On first glance, the prosecution’s strategy—blowing up private e-mails that demonstrate Conrad Black at his most arrogant—seems effective. What jury would sympathize with a man who’s capable of such comments as “We don’t want a large institutional shareholder like Tweedy, Browne flapping about in such an agitated and indiscreet state” and “I will take on the task of hosing down shareholders in need of it as a matter of some priority.” But the flaw in taking the trial in that direction is that it plays right into the defence’s best line of argumentation—i.e., that the context was to blame, not the man.

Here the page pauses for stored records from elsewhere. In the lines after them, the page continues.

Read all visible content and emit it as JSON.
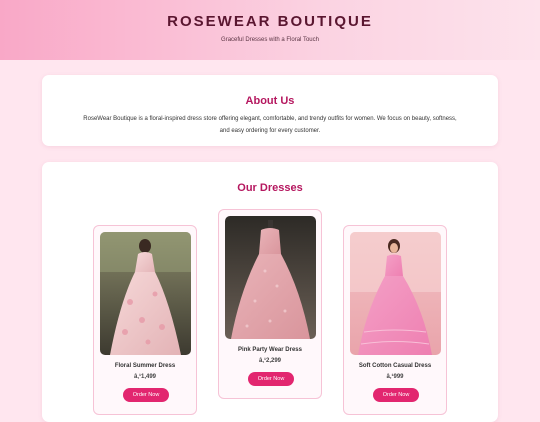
{
  "header": {
    "title": "ROSEWEAR BOUTIQUE",
    "tagline": "Graceful Dresses with a Floral Touch"
  },
  "about": {
    "heading": "About Us",
    "text": "RoseWear Boutique is a floral-inspired dress store offering elegant, comfortable, and trendy outfits for women. We focus on beauty, softness, and easy ordering for every customer."
  },
  "dresses": {
    "heading": "Our Dresses",
    "products": [
      {
        "name": "Floral Summer Dress",
        "price": "â‚¹1,499",
        "button": "Order Now"
      },
      {
        "name": "Pink Party Wear Dress",
        "price": "â‚¹2,299",
        "button": "Order Now"
      },
      {
        "name": "Soft Cotton Casual Dress",
        "price": "â‚¹999",
        "button": "Order Now"
      }
    ]
  },
  "colors": {
    "accent": "#e2266f",
    "heading": "#b5175f",
    "background": "#ffe6ef"
  }
}
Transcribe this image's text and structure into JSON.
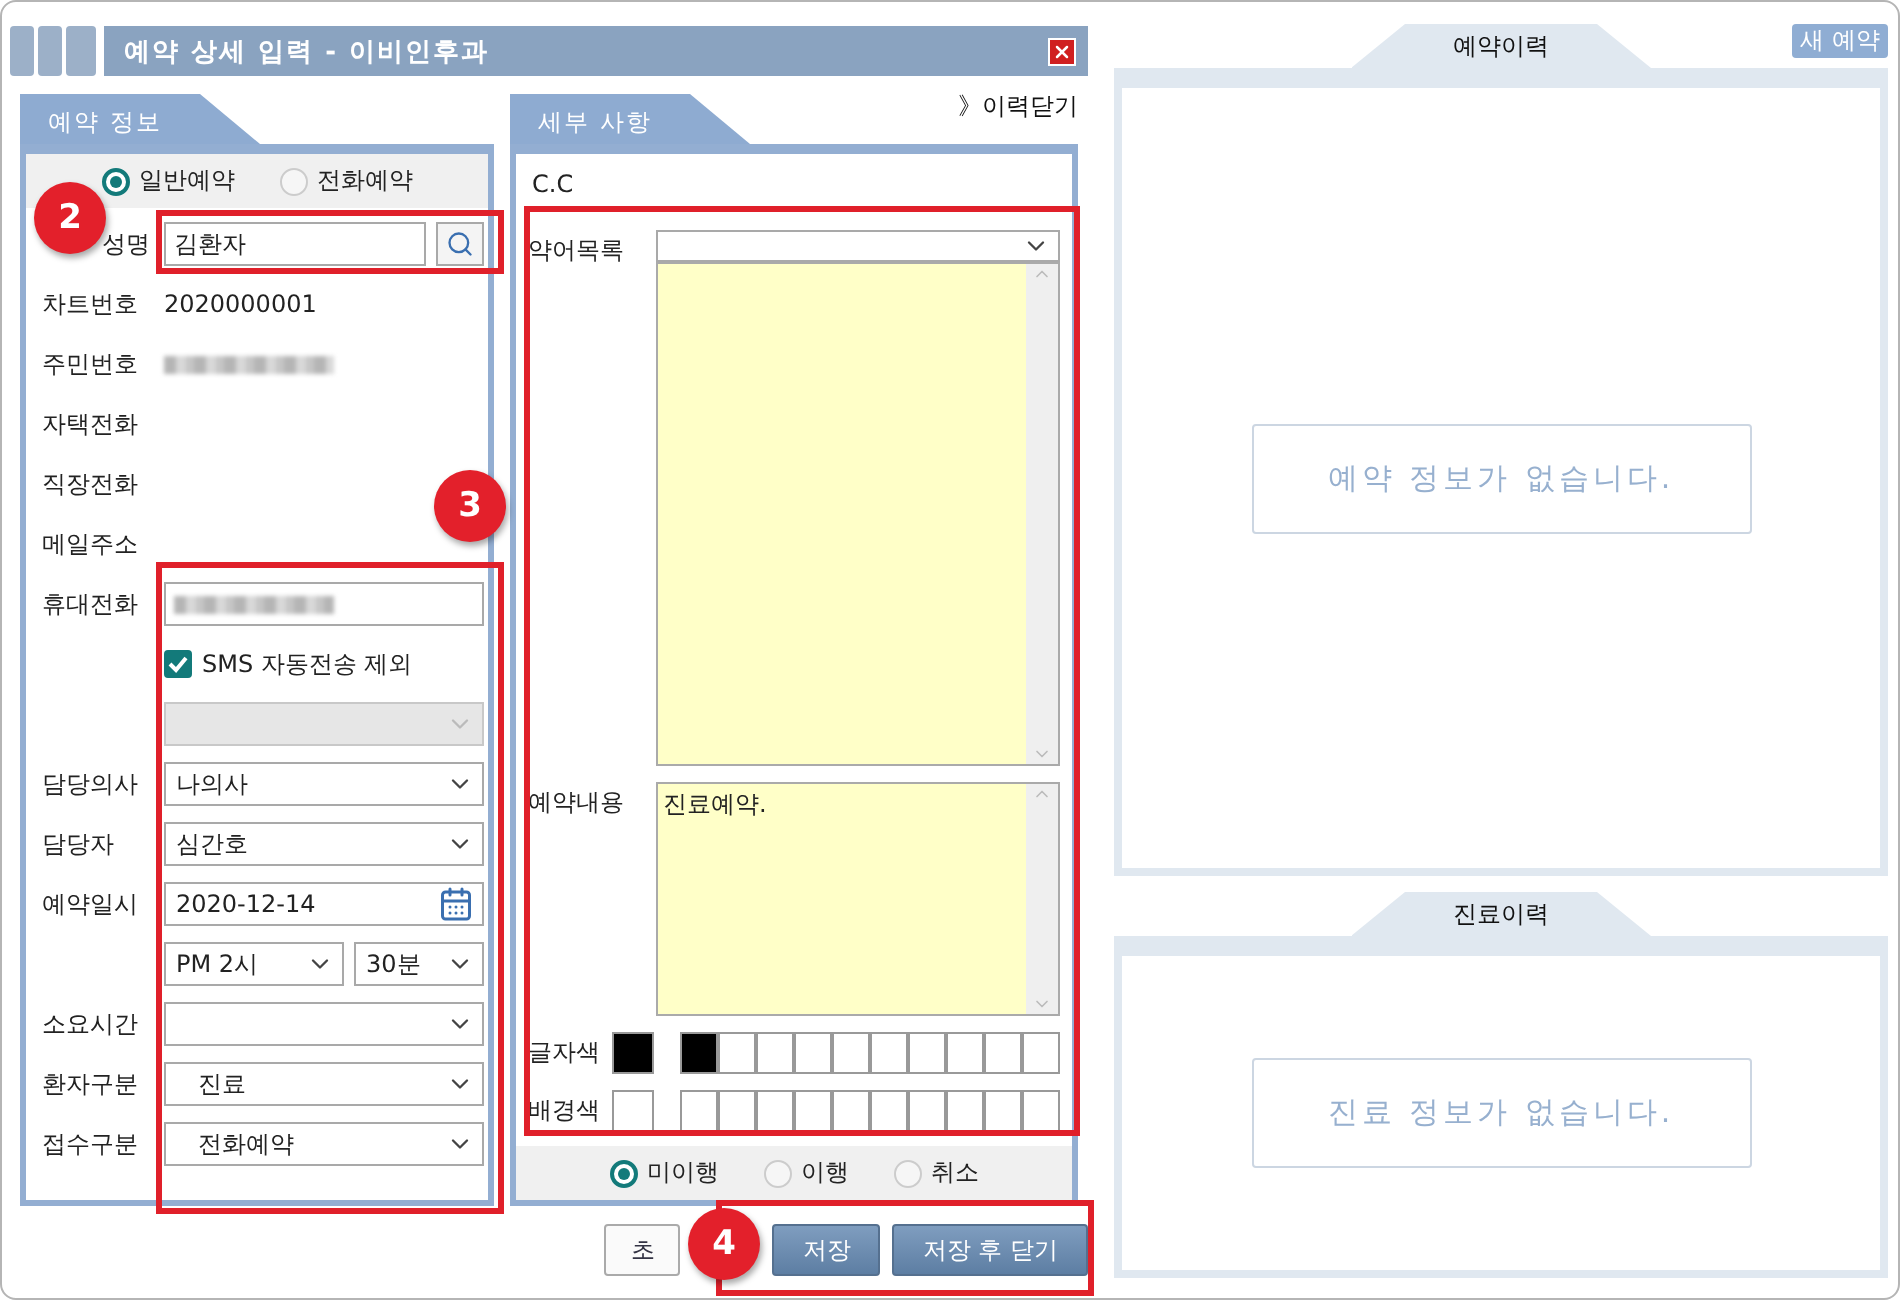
{
  "dialog": {
    "title": "예약 상세 입력 - 이비인후과"
  },
  "info_panel": {
    "tab": "예약 정보",
    "visit_types": [
      {
        "label": "일반예약",
        "selected": true
      },
      {
        "label": "전화예약",
        "selected": false
      }
    ],
    "fields": [
      {
        "kind": "search",
        "label": "성명",
        "value": "김환자"
      },
      {
        "kind": "text",
        "label": "차트번호",
        "value": "2020000001"
      },
      {
        "kind": "redacted",
        "label": "주민번호"
      },
      {
        "kind": "text",
        "label": "자택전화"
      },
      {
        "kind": "text",
        "label": "직장전화"
      },
      {
        "kind": "text",
        "label": "메일주소"
      },
      {
        "kind": "redacted-input",
        "label": "휴대전화"
      },
      {
        "kind": "checkbox",
        "label": "SMS 자동전송 제외",
        "checked": true
      },
      {
        "kind": "select",
        "disabled": true
      },
      {
        "kind": "select",
        "label": "담당의사",
        "value": "나의사",
        "disabled": false
      },
      {
        "kind": "select",
        "label": "담당자",
        "value": "심간호",
        "disabled": false
      },
      {
        "kind": "date",
        "label": "예약일시",
        "value": "2020-12-14"
      },
      {
        "kind": "time",
        "hour": "PM 2시",
        "minute": "30분"
      },
      {
        "kind": "select",
        "label": "소요시간",
        "disabled": false
      },
      {
        "kind": "select",
        "label": "환자구분",
        "value": "진료",
        "disabled": false
      },
      {
        "kind": "select",
        "label": "접수구분",
        "value": "전화예약",
        "disabled": false
      }
    ]
  },
  "detail_panel": {
    "tab": "세부 사항",
    "history_toggle": "》이력닫기",
    "cc": "C.C",
    "abbreviations": {
      "label": "약어목록"
    },
    "content": {
      "label": "예약내용",
      "value": "진료예약."
    },
    "text_color": {
      "label": "글자색",
      "current": {
        "color": "#000000"
      },
      "swatches": [
        {
          "color": "#000000"
        },
        {
          "color": "#ffffff"
        },
        {
          "color": "#ffffff"
        },
        {
          "color": "#ffffff"
        },
        {
          "color": "#ffffff"
        },
        {
          "color": "#ffffff"
        },
        {
          "color": "#ffffff"
        },
        {
          "color": "#ffffff"
        },
        {
          "color": "#ffffff"
        },
        {
          "color": "#ffffff"
        }
      ]
    },
    "background_color": {
      "label": "배경색",
      "current": {
        "color": "#ffffff"
      },
      "swatches": [
        {
          "color": "#ffffff"
        },
        {
          "color": "#ffffff"
        },
        {
          "color": "#ffffff"
        },
        {
          "color": "#ffffff"
        },
        {
          "color": "#ffffff"
        },
        {
          "color": "#ffffff"
        },
        {
          "color": "#ffffff"
        },
        {
          "color": "#ffffff"
        },
        {
          "color": "#ffffff"
        },
        {
          "color": "#ffffff"
        }
      ]
    },
    "statuses": [
      {
        "label": "미이행",
        "selected": true
      },
      {
        "label": "이행",
        "selected": false
      },
      {
        "label": "취소",
        "selected": false
      }
    ]
  },
  "buttons": [
    {
      "label": "초",
      "kind": "plain"
    },
    {
      "label": "저장",
      "kind": "primary"
    },
    {
      "label": "저장 후 닫기",
      "kind": "primary"
    }
  ],
  "new_reservation": "새 예약",
  "history": [
    {
      "title": "예약이력",
      "empty": "예약 정보가 없습니다."
    },
    {
      "title": "진료이력",
      "empty": "진료 정보가 없습니다."
    }
  ],
  "annotations": [
    {
      "label": "2"
    },
    {
      "label": "3"
    },
    {
      "label": "4"
    }
  ]
}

While such e-mails may sound outrageous to the prosecutors, it wouldn’t be very hard for the defence to find lots of similar statements from executives at other companies who are not on trial for anything. If the prosecution is trying to prove that a man who treats shareholders with such profound disrespect is also clearly capable of corollary criminal acts, they are going to have to explain why hundreds of other American executives who have treated shareholders with the same contempt over the past decade are not accused of any misdeeds. While the recent wave of moral outrage has driven the audacity underground, it continues to be a feature of the current context in which executive talent is playing an aggressive value extraction game. I can’t see how this line of attack will do anything but expose a flank of the prosecution’s case—if the defence sees the exposure, that is.